((

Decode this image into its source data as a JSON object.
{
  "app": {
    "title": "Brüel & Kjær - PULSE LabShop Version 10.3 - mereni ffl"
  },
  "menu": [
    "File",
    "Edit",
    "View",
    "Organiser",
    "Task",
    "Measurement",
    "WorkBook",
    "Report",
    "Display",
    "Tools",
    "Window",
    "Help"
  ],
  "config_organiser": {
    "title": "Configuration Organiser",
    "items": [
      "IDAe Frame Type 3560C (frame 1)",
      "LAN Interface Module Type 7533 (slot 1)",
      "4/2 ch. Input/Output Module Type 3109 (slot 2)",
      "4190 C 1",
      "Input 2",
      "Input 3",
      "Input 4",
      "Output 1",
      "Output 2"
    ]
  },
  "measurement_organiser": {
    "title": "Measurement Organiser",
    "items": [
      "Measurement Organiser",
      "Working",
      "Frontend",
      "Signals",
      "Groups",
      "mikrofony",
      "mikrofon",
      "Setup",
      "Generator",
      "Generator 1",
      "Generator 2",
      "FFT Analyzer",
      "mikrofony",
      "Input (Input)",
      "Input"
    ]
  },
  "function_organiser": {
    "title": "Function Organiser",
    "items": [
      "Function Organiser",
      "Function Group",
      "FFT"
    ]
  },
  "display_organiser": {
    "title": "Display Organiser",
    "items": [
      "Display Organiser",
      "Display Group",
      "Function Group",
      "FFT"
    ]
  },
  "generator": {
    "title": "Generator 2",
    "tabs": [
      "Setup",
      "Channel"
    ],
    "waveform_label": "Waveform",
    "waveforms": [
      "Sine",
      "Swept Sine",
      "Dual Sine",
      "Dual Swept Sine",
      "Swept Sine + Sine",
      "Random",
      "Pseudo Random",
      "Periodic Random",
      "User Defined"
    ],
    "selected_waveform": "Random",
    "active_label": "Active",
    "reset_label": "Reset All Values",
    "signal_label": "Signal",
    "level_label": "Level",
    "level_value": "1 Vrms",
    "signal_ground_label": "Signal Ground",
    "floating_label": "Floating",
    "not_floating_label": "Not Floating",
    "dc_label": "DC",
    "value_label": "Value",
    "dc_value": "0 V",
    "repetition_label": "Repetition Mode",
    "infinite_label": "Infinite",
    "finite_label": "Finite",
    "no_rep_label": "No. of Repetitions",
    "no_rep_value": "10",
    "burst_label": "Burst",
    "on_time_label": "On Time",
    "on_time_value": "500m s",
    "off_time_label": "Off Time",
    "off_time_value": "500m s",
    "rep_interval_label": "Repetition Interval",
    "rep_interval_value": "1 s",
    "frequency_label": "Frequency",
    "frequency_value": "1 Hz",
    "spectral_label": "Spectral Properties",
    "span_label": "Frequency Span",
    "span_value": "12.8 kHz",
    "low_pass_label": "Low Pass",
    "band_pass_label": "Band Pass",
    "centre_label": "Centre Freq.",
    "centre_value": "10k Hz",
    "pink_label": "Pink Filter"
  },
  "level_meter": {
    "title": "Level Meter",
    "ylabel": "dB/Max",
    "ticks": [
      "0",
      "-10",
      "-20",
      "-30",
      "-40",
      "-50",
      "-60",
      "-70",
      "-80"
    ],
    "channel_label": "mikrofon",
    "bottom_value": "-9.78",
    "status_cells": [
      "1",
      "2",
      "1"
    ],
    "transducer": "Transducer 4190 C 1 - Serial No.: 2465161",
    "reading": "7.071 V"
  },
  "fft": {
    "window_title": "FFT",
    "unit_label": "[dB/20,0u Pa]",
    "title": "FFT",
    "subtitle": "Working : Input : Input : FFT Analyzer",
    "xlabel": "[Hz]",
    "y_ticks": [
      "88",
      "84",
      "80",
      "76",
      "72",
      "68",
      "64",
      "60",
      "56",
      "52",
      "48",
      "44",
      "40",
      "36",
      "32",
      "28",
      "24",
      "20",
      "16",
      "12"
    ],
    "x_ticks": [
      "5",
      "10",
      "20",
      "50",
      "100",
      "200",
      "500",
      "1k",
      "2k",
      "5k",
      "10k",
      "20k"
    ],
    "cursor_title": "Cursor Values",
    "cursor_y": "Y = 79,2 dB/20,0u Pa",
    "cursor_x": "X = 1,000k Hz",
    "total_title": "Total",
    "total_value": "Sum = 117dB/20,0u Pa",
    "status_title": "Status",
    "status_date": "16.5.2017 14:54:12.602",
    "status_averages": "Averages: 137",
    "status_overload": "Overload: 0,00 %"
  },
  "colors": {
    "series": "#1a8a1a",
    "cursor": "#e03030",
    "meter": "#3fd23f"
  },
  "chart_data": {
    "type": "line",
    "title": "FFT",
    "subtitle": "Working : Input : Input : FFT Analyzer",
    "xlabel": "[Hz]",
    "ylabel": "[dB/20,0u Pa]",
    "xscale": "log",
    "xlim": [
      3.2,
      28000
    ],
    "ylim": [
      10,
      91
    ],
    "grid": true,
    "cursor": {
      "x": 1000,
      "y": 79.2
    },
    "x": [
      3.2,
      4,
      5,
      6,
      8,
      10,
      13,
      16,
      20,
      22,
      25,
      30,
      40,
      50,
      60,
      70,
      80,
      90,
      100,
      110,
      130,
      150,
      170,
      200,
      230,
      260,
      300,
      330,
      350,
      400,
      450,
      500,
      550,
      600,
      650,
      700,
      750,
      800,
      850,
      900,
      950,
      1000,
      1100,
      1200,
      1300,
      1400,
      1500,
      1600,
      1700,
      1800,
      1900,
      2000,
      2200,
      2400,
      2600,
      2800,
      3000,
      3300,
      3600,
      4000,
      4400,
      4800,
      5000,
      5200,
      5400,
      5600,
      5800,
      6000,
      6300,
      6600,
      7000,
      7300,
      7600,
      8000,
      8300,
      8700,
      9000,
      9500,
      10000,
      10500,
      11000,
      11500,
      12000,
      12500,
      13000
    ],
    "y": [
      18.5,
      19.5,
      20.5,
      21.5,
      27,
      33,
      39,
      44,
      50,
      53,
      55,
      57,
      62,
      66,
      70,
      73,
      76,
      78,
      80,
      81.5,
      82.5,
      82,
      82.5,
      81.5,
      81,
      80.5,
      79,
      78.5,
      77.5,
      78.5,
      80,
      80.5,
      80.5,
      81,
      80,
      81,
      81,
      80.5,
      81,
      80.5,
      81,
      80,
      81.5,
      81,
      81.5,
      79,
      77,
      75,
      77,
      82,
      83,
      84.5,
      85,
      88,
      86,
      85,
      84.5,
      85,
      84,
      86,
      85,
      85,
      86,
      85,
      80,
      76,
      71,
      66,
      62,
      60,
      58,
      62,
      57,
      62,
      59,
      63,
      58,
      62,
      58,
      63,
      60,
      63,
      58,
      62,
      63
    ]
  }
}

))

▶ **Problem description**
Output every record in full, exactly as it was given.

▶ **Written response**
Decode this image into its source data as a JSON object.
{
  "app": {
    "title": "Brüel & Kjær - PULSE LabShop Version 10.3 - mereni ffl"
  },
  "menu": [
    "File",
    "Edit",
    "View",
    "Organiser",
    "Task",
    "Measurement",
    "WorkBook",
    "Report",
    "Display",
    "Tools",
    "Window",
    "Help"
  ],
  "config_organiser": {
    "title": "Configuration Organiser",
    "items": [
      "IDAe Frame Type 3560C (frame 1)",
      "LAN Interface Module Type 7533 (slot 1)",
      "4/2 ch. Input/Output Module Type 3109 (slot 2)",
      "4190 C 1",
      "Input 2",
      "Input 3",
      "Input 4",
      "Output 1",
      "Output 2"
    ]
  },
  "measurement_organiser": {
    "title": "Measurement Organiser",
    "items": [
      "Measurement Organiser",
      "Working",
      "Frontend",
      "Signals",
      "Groups",
      "mikrofony",
      "mikrofon",
      "Setup",
      "Generator",
      "Generator 1",
      "Generator 2",
      "FFT Analyzer",
      "mikrofony",
      "Input (Input)",
      "Input"
    ]
  },
  "function_organiser": {
    "title": "Function Organiser",
    "items": [
      "Function Organiser",
      "Function Group",
      "FFT"
    ]
  },
  "display_organiser": {
    "title": "Display Organiser",
    "items": [
      "Display Organiser",
      "Display Group",
      "Function Group",
      "FFT"
    ]
  },
  "generator": {
    "title": "Generator 2",
    "tabs": [
      "Setup",
      "Channel"
    ],
    "waveform_label": "Waveform",
    "waveforms": [
      "Sine",
      "Swept Sine",
      "Dual Sine",
      "Dual Swept Sine",
      "Swept Sine + Sine",
      "Random",
      "Pseudo Random",
      "Periodic Random",
      "User Defined"
    ],
    "selected_waveform": "Random",
    "active_label": "Active",
    "reset_label": "Reset All Values",
    "signal_label": "Signal",
    "level_label": "Level",
    "level_value": "1 Vrms",
    "signal_ground_label": "Signal Ground",
    "floating_label": "Floating",
    "not_floating_label": "Not Floating",
    "dc_label": "DC",
    "value_label": "Value",
    "dc_value": "0 V",
    "repetition_label": "Repetition Mode",
    "infinite_label": "Infinite",
    "finite_label": "Finite",
    "no_rep_label": "No. of Repetitions",
    "no_rep_value": "10",
    "burst_label": "Burst",
    "on_time_label": "On Time",
    "on_time_value": "500m s",
    "off_time_label": "Off Time",
    "off_time_value": "500m s",
    "rep_interval_label": "Repetition Interval",
    "rep_interval_value": "1 s",
    "frequency_label": "Frequency",
    "frequency_value": "1 Hz",
    "spectral_label": "Spectral Properties",
    "span_label": "Frequency Span",
    "span_value": "12.8 kHz",
    "low_pass_label": "Low Pass",
    "band_pass_label": "Band Pass",
    "centre_label": "Centre Freq.",
    "centre_value": "10k Hz",
    "pink_label": "Pink Filter"
  },
  "level_meter": {
    "title": "Level Meter",
    "ylabel": "dB/Max",
    "ticks": [
      "0",
      "-10",
      "-20",
      "-30",
      "-40",
      "-50",
      "-60",
      "-70",
      "-80"
    ],
    "channel_label": "mikrofon",
    "bottom_value": "-9.78",
    "status_cells": [
      "1",
      "2",
      "1"
    ],
    "transducer": "Transducer 4190 C 1 - Serial No.: 2465161",
    "reading": "7.071 V"
  },
  "fft": {
    "window_title": "FFT",
    "unit_label": "[dB/20,0u Pa]",
    "title": "FFT",
    "subtitle": "Working : Input : Input : FFT Analyzer",
    "xlabel": "[Hz]",
    "y_ticks": [
      "88",
      "84",
      "80",
      "76",
      "72",
      "68",
      "64",
      "60",
      "56",
      "52",
      "48",
      "44",
      "40",
      "36",
      "32",
      "28",
      "24",
      "20",
      "16",
      "12"
    ],
    "x_ticks": [
      "5",
      "10",
      "20",
      "50",
      "100",
      "200",
      "500",
      "1k",
      "2k",
      "5k",
      "10k",
      "20k"
    ],
    "cursor_title": "Cursor Values",
    "cursor_y": "Y = 79,2 dB/20,0u Pa",
    "cursor_x": "X = 1,000k Hz",
    "total_title": "Total",
    "total_value": "Sum = 117dB/20,0u Pa",
    "status_title": "Status",
    "status_date": "16.5.2017 14:54:12.602",
    "status_averages": "Averages: 137",
    "status_overload": "Overload: 0,00 %"
  },
  "colors": {
    "series": "#1a8a1a",
    "cursor": "#e03030",
    "meter": "#3fd23f"
  },
  "chart_data": {
    "type": "line",
    "title": "FFT",
    "subtitle": "Working : Input : Input : FFT Analyzer",
    "xlabel": "[Hz]",
    "ylabel": "[dB/20,0u Pa]",
    "xscale": "log",
    "xlim": [
      3.2,
      28000
    ],
    "ylim": [
      10,
      91
    ],
    "grid": true,
    "cursor": {
      "x": 1000,
      "y": 79.2
    },
    "x": [
      3.2,
      4,
      5,
      6,
      8,
      10,
      13,
      16,
      20,
      22,
      25,
      30,
      40,
      50,
      60,
      70,
      80,
      90,
      100,
      110,
      130,
      150,
      170,
      200,
      230,
      260,
      300,
      330,
      350,
      400,
      450,
      500,
      550,
      600,
      650,
      700,
      750,
      800,
      850,
      900,
      950,
      1000,
      1100,
      1200,
      1300,
      1400,
      1500,
      1600,
      1700,
      1800,
      1900,
      2000,
      2200,
      2400,
      2600,
      2800,
      3000,
      3300,
      3600,
      4000,
      4400,
      4800,
      5000,
      5200,
      5400,
      5600,
      5800,
      6000,
      6300,
      6600,
      7000,
      7300,
      7600,
      8000,
      8300,
      8700,
      9000,
      9500,
      10000,
      10500,
      11000,
      11500,
      12000,
      12500,
      13000
    ],
    "y": [
      18.5,
      19.5,
      20.5,
      21.5,
      27,
      33,
      39,
      44,
      50,
      53,
      55,
      57,
      62,
      66,
      70,
      73,
      76,
      78,
      80,
      81.5,
      82.5,
      82,
      82.5,
      81.5,
      81,
      80.5,
      79,
      78.5,
      77.5,
      78.5,
      80,
      80.5,
      80.5,
      81,
      80,
      81,
      81,
      80.5,
      81,
      80.5,
      81,
      80,
      81.5,
      81,
      81.5,
      79,
      77,
      75,
      77,
      82,
      83,
      84.5,
      85,
      88,
      86,
      85,
      84.5,
      85,
      84,
      86,
      85,
      85,
      86,
      85,
      80,
      76,
      71,
      66,
      62,
      60,
      58,
      62,
      57,
      62,
      59,
      63,
      58,
      62,
      58,
      63,
      60,
      63,
      58,
      62,
      63
    ]
  }
}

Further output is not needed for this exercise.